"Sen. Lindsay Graham said he is '100 percent behind' embattled Attorney General Jeff Sessions, and said there would be 'holy hell to pay' if President Donald Trump fires him. Graham also said that if the president went after special prosecutor Robert Mueller, who’s directing the investigation into possible contacts between Trump’s circle and Russia, that could be the 'beginning of the end of the Trump presidency, unless Mueller did something wrong.'"

Source:
AMiDST COMMS STAFF SHAKEUP
Sanders New WH Press Secretary
6 hours ago
THE LATEST

"With little pomp or circumstance, Sarah Huckabee Sanders stepped up to the briefing room podium and got straight to business Friday, reading announcements about "Made in America Week" and a new executive order on defense.

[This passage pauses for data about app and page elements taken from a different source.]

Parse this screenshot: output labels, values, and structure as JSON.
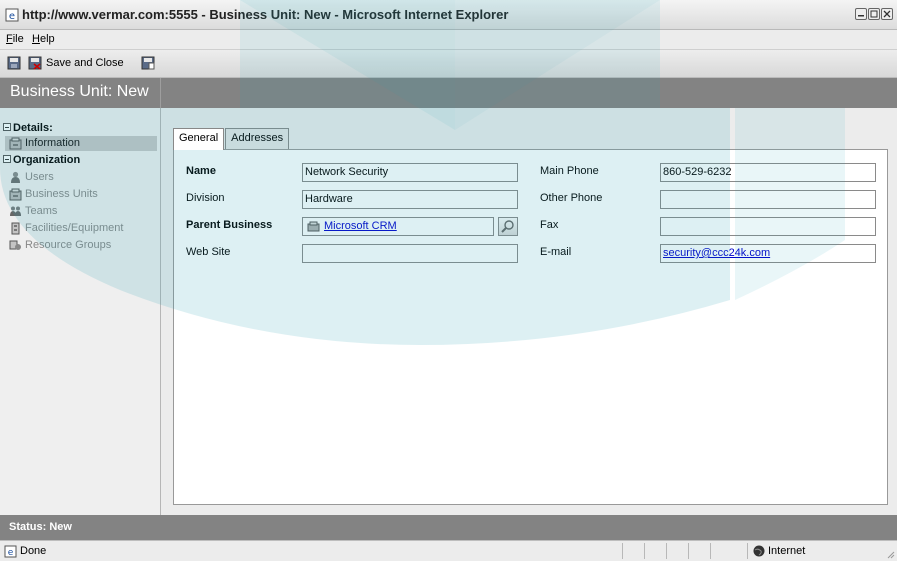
{
  "window": {
    "title": "http://www.vermar.com:5555 - Business Unit: New - Microsoft Internet Explorer"
  },
  "menu": [
    {
      "label": "File",
      "accel": "F",
      "rest": "ile"
    },
    {
      "label": "Help",
      "accel": "H",
      "rest": "elp"
    }
  ],
  "toolbar": {
    "save_close_label": "Save and Close"
  },
  "page": {
    "title": "Business Unit: New"
  },
  "nav": {
    "details_header": "Details:",
    "details_items": [
      {
        "label": "Information",
        "icon": "cabinet-icon",
        "active": true
      }
    ],
    "organization_header": "Organization",
    "organization_items": [
      {
        "label": "Users",
        "icon": "user-icon"
      },
      {
        "label": "Business Units",
        "icon": "cabinet-icon"
      },
      {
        "label": "Teams",
        "icon": "team-icon"
      },
      {
        "label": "Facilities/Equipment",
        "icon": "facility-icon"
      },
      {
        "label": "Resource Groups",
        "icon": "resource-group-icon"
      }
    ]
  },
  "tabs": [
    {
      "label": "General",
      "active": true
    },
    {
      "label": "Addresses",
      "active": false
    }
  ],
  "form": {
    "name": {
      "label": "Name",
      "value": "Network Security"
    },
    "division": {
      "label": "Division",
      "value": "Hardware"
    },
    "parent_business": {
      "label": "Parent Business",
      "value": "Microsoft CRM"
    },
    "web_site": {
      "label": "Web Site",
      "value": ""
    },
    "main_phone": {
      "label": "Main Phone",
      "value": "860-529-6232"
    },
    "other_phone": {
      "label": "Other Phone",
      "value": ""
    },
    "fax": {
      "label": "Fax",
      "value": ""
    },
    "email": {
      "label": "E-mail",
      "value": "security@ccc24k.com"
    }
  },
  "status": {
    "text": "Status: New"
  },
  "browser_status": {
    "text": "Done",
    "zone": "Internet"
  },
  "colors": {
    "header_gray": "#838383",
    "link_blue": "#0000cc",
    "watermark_teal": "#29a3b6"
  }
}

Minutes later, newly minted communications director Anthony Scaramucci announced she was formally taking over as White House press secretary. In the aftermath of a chaotic communications staff shakeup at the White House last week, there was little attention paid to a new milestone as Sanders assumed the role."

Source:
JOINT CHIEFS TO KEEP POLICY UNTIL GIVEN DIRECTIONS
No Instructions to Pentagon, No Change in Transgender Policy
7 hours ago
THE DETAILS

"The highest ranking military officer in the country said that the military’s transgender policy won’t actively change until President Trump sends specific directions to the Pentagon. 'There will be no modifications to the current policy until the president’s direction has been received by the secretary of defense and the secretary has issued implementation guidance,' Joint Chiefs Chairman Gen. Joseph Dunford wrote in a letter."

Source:
TO INVICTUS GAMES IN CANADA
FLOTUS First Trip Solo
7 hours ago
THE LATEST
SCARAMUCCI INSINUATED PRIEBUS LEAKED INFO
Two of Trump’s Top Advisors Feuding
7 hours ago
THE LATEST

"A long-simmering feud between two of President Trump’s top advisers reached a boiling point Thursday, as White House communications director Anthony Scaramucci publicly insinuated that chief of staff Reince Priebus is a leaker."

Source:
×
×

Welcome to National Journal!

You are currently accessing National Journal from IP access. Please login to access this feature. If you have any questions, please contact your Dedicated Advisor.

Login